**BRIEF**
The reply must reproduce each line below exactly.

───── DATA SECTION

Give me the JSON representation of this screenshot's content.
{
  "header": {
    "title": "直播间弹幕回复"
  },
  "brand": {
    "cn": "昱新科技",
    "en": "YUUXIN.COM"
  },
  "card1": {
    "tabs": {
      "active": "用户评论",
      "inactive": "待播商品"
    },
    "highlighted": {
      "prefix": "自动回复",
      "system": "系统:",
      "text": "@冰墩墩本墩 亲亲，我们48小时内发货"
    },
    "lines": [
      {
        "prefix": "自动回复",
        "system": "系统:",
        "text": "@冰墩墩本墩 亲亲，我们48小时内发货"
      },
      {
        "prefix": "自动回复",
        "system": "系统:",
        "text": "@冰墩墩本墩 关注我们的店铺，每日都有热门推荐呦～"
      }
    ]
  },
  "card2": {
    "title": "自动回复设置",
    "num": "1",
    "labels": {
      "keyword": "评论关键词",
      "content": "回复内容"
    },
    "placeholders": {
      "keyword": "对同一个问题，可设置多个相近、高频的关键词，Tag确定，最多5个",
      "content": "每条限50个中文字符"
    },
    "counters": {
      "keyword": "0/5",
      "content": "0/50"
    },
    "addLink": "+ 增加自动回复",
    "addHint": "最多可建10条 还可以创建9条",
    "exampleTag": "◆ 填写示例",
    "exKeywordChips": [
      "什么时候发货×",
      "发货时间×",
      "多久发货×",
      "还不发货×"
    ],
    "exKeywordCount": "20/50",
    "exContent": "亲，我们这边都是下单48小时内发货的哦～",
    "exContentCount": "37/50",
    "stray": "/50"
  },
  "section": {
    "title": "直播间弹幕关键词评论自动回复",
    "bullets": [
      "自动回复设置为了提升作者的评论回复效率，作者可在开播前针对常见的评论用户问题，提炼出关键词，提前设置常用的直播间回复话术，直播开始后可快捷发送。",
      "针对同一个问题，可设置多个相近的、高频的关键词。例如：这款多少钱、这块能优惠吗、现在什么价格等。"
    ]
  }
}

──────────

**REPLY**
Give me the JSON representation of this screenshot's content.
{
  "header": {
    "title": "直播间弹幕回复"
  },
  "brand": {
    "cn": "昱新科技",
    "en": "YUUXIN.COM"
  },
  "card1": {
    "tabs": {
      "active": "用户评论",
      "inactive": "待播商品"
    },
    "highlighted": {
      "prefix": "自动回复",
      "system": "系统:",
      "text": "@冰墩墩本墩 亲亲，我们48小时内发货"
    },
    "lines": [
      {
        "prefix": "自动回复",
        "system": "系统:",
        "text": "@冰墩墩本墩 亲亲，我们48小时内发货"
      },
      {
        "prefix": "自动回复",
        "system": "系统:",
        "text": "@冰墩墩本墩 关注我们的店铺，每日都有热门推荐呦～"
      }
    ]
  },
  "card2": {
    "title": "自动回复设置",
    "num": "1",
    "labels": {
      "keyword": "评论关键词",
      "content": "回复内容"
    },
    "placeholders": {
      "keyword": "对同一个问题，可设置多个相近、高频的关键词，Tag确定，最多5个",
      "content": "每条限50个中文字符"
    },
    "counters": {
      "keyword": "0/5",
      "content": "0/50"
    },
    "addLink": "+ 增加自动回复",
    "addHint": "最多可建10条 还可以创建9条",
    "exampleTag": "◆ 填写示例",
    "exKeywordChips": [
      "什么时候发货×",
      "发货时间×",
      "多久发货×",
      "还不发货×"
    ],
    "exKeywordCount": "20/50",
    "exContent": "亲，我们这边都是下单48小时内发货的哦～",
    "exContentCount": "37/50",
    "stray": "/50"
  },
  "section": {
    "title": "直播间弹幕关键词评论自动回复",
    "bullets": [
      "自动回复设置为了提升作者的评论回复效率，作者可在开播前针对常见的评论用户问题，提炼出关键词，提前设置常用的直播间回复话术，直播开始后可快捷发送。",
      "针对同一个问题，可设置多个相近的、高频的关键词。例如：这款多少钱、这块能优惠吗、现在什么价格等。"
    ]
  }
}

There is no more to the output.